Surprised by Wind and Waves in Pacific: Giant Plastic Eco-Boom Breaks up, Will soon wash up on Hawaii Beaches
Excerpts from Associated Press, January 6, 2019 (with appropriate corrections in parenthesis)
…A trash collection device deployed to corral plastic litter floating in the Pacific Ocean between California and Hawaii has broken apart and
will be hauled back to dry land for repairs (is now part of the plastic litter).
Boyan Slat, who launched the Pacific Ocean cleanup project, told NBC News last week that the 2,000-foot (600-meter) long floating boom will be towed 800 miles (1,300 km) to Hawaii.
(Prediction: It will continue to break up and will eventually become part of the flotsam arriving on Hawaii’s beaches. This will be a prize for beachcombers!)
If it can’t be repaired there (it can’t), it will be loaded on a barge and returned to its home port of Alameda, California (yeah, sure).
The boom broke apart. (Apparently the designer was surprised to find)
under constant wind and waves in the Pacific….
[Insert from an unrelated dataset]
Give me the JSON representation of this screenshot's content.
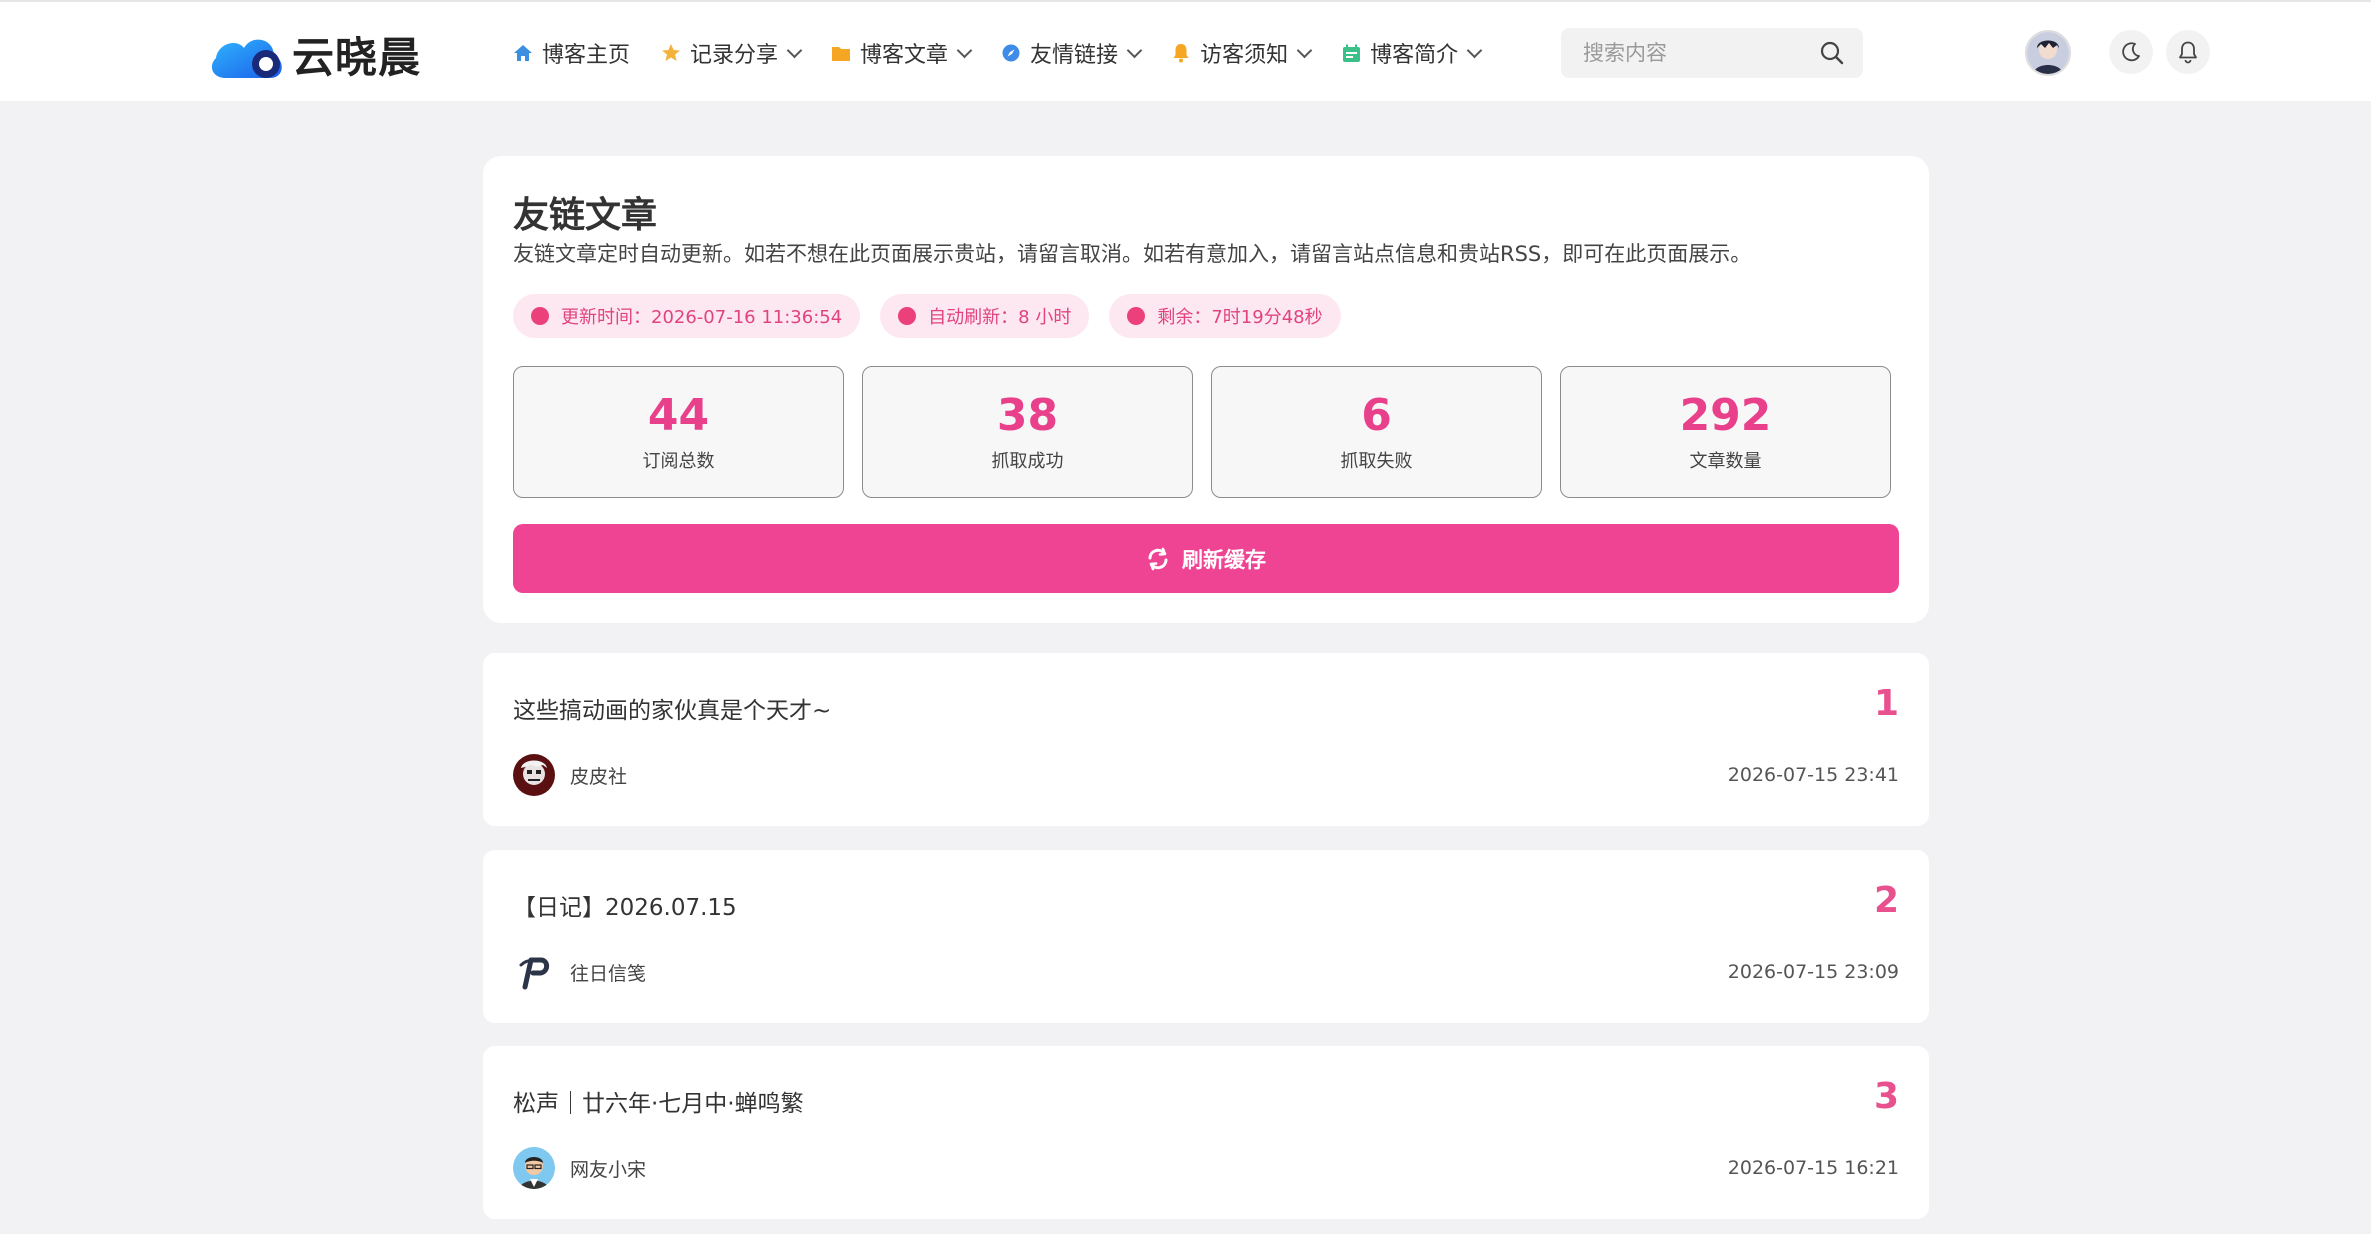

KITV: “We'll be working from Hawaii in the coming months. We may be able to use the help of people locally on Oahu to help with relaunching the system." Slat says the crew will arrive on Monday. Repairs are expected to take a few months.
Link: Maersk Transporter tugboat
read … Attention Rich Enviros—Please Give More Money to this Project. Pleeeeaase!
NBC News Jan 3, 2019:
$360M Project -- a critic who has followed Slat’s project since he unveiled it more than five years ago said the failure was predictable…Her words before Slat launched his prototype in the Pacific now sound prescient. “The ocean is strong and powerful,” she told USA Today last summer, “and likes to rip things up.”
Hawai’i Free Press May 12, 2017:
Eco-Cash: Dropout Raises $21M to Deploy Miles-Long Booms in Non-Existent ‘Garbage Patch’ – “Really obvious question: How long until wave action tears up these booms?”
(Yes, you read it here first May 12, 2017.)
The Verge: WHY SO MANY OF US WANTED TO BELIEVE IN AN OCEAN CLEANUP SYSTEM THAT JUST BROKE
Flashback to Cleanup Boom Awards and Fluff Pieces:
Reality for the few who can grasp it: Ocean Patch Claims Are 99.5% Garbage (Reading this article will make you smarter than Time Magazine, Fast Company, the United Nations, and 21.7 millionaires.)